STUDY MATERIAL below:

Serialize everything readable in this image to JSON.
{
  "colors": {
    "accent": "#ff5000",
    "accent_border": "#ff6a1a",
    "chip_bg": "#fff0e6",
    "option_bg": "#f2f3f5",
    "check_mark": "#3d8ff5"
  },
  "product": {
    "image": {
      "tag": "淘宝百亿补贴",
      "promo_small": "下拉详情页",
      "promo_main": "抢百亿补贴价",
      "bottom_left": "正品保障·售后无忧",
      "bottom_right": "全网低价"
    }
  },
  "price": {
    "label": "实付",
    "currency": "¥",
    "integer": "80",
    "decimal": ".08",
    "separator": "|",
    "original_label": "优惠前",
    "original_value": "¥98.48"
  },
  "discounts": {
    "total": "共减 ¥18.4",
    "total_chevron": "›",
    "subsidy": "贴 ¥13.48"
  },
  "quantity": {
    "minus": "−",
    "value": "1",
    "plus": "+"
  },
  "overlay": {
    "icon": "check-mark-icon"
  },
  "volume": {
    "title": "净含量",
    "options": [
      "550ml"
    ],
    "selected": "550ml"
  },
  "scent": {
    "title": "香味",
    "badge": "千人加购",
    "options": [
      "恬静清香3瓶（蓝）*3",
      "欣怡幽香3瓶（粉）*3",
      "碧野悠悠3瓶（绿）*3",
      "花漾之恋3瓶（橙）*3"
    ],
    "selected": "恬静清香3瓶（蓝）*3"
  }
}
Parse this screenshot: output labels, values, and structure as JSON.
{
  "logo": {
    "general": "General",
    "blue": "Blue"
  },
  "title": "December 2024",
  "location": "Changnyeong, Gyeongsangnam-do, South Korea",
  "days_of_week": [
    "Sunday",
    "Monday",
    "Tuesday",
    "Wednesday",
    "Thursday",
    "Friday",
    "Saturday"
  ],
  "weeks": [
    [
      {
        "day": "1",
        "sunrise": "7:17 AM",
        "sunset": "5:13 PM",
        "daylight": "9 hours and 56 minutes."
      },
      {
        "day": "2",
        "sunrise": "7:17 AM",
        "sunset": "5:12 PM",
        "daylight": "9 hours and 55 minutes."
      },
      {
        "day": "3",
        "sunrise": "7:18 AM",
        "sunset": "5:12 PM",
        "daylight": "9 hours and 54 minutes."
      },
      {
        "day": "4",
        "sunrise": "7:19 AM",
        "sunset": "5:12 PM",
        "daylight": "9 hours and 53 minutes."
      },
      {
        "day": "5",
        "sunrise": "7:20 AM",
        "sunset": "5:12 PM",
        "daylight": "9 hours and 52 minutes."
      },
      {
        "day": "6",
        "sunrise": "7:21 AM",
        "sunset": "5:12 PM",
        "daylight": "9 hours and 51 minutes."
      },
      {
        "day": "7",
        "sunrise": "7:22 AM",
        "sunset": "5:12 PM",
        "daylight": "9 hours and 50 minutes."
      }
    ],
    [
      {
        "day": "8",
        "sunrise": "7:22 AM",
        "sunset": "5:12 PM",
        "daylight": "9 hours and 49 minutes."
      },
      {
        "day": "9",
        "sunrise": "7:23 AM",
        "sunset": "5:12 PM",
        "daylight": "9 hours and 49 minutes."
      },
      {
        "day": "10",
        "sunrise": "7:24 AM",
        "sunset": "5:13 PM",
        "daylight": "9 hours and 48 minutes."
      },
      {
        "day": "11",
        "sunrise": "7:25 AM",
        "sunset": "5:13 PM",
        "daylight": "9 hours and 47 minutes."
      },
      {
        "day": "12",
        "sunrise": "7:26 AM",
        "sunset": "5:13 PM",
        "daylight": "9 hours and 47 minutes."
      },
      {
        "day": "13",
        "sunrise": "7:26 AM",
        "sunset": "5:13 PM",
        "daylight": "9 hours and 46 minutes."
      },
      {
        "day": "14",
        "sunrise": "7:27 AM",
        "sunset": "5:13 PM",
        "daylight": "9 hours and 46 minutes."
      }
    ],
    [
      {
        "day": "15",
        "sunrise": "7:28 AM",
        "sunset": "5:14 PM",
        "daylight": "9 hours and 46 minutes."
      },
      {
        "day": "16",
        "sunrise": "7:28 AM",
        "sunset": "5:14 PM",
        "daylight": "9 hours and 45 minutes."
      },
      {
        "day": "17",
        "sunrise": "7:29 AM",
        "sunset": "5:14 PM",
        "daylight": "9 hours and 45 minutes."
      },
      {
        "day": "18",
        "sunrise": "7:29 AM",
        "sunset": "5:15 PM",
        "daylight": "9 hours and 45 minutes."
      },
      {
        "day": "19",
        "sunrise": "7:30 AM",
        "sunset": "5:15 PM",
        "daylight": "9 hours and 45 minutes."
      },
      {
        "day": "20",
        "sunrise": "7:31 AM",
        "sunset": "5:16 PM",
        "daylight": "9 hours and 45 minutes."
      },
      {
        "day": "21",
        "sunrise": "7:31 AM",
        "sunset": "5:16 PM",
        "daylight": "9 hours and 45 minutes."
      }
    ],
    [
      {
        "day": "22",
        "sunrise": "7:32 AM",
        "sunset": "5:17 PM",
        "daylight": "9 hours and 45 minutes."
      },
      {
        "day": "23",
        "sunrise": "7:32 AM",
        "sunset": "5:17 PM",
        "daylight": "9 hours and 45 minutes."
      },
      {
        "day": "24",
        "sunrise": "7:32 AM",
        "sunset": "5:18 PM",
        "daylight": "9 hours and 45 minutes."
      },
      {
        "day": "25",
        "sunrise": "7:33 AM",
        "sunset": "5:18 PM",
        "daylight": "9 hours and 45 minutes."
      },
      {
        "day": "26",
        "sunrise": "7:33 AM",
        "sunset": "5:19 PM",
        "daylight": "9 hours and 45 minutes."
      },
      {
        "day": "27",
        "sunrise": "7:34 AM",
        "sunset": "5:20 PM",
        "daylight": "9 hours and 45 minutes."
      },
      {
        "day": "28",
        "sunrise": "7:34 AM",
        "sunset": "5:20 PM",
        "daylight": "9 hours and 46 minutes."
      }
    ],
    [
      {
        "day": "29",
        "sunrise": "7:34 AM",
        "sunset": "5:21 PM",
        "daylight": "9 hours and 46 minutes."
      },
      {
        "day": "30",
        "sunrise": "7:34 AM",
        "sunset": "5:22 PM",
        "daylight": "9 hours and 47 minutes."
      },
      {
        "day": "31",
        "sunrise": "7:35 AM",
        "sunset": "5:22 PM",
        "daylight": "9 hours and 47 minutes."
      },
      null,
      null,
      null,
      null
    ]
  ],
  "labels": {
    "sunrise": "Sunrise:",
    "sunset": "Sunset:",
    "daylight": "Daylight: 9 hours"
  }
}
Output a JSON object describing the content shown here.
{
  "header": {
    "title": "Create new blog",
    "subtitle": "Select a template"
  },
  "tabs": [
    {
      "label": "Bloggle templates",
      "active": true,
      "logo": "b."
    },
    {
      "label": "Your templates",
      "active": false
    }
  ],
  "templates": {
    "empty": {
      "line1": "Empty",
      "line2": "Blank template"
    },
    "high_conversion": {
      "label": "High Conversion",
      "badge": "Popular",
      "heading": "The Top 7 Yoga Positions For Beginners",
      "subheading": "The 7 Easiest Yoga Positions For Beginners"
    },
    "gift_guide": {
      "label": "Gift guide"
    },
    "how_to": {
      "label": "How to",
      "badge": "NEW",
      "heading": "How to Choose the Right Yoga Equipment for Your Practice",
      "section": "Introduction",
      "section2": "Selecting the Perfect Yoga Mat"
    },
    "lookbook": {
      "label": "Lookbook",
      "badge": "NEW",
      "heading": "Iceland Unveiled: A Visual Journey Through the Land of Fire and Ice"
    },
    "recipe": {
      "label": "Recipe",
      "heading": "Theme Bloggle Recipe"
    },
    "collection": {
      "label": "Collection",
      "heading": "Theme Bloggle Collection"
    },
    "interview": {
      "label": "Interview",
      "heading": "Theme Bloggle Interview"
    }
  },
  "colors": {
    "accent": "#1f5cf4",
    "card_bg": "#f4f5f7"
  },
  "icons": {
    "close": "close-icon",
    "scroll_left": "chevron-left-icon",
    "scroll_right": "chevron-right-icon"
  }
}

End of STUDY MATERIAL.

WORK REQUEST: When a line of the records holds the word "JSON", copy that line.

ANSWER FOR THIS EXERCISE:
Serialize everything readable in this image to JSON.
Parse this screenshot: output labels, values, and structure as JSON.
Output a JSON object describing the content shown here.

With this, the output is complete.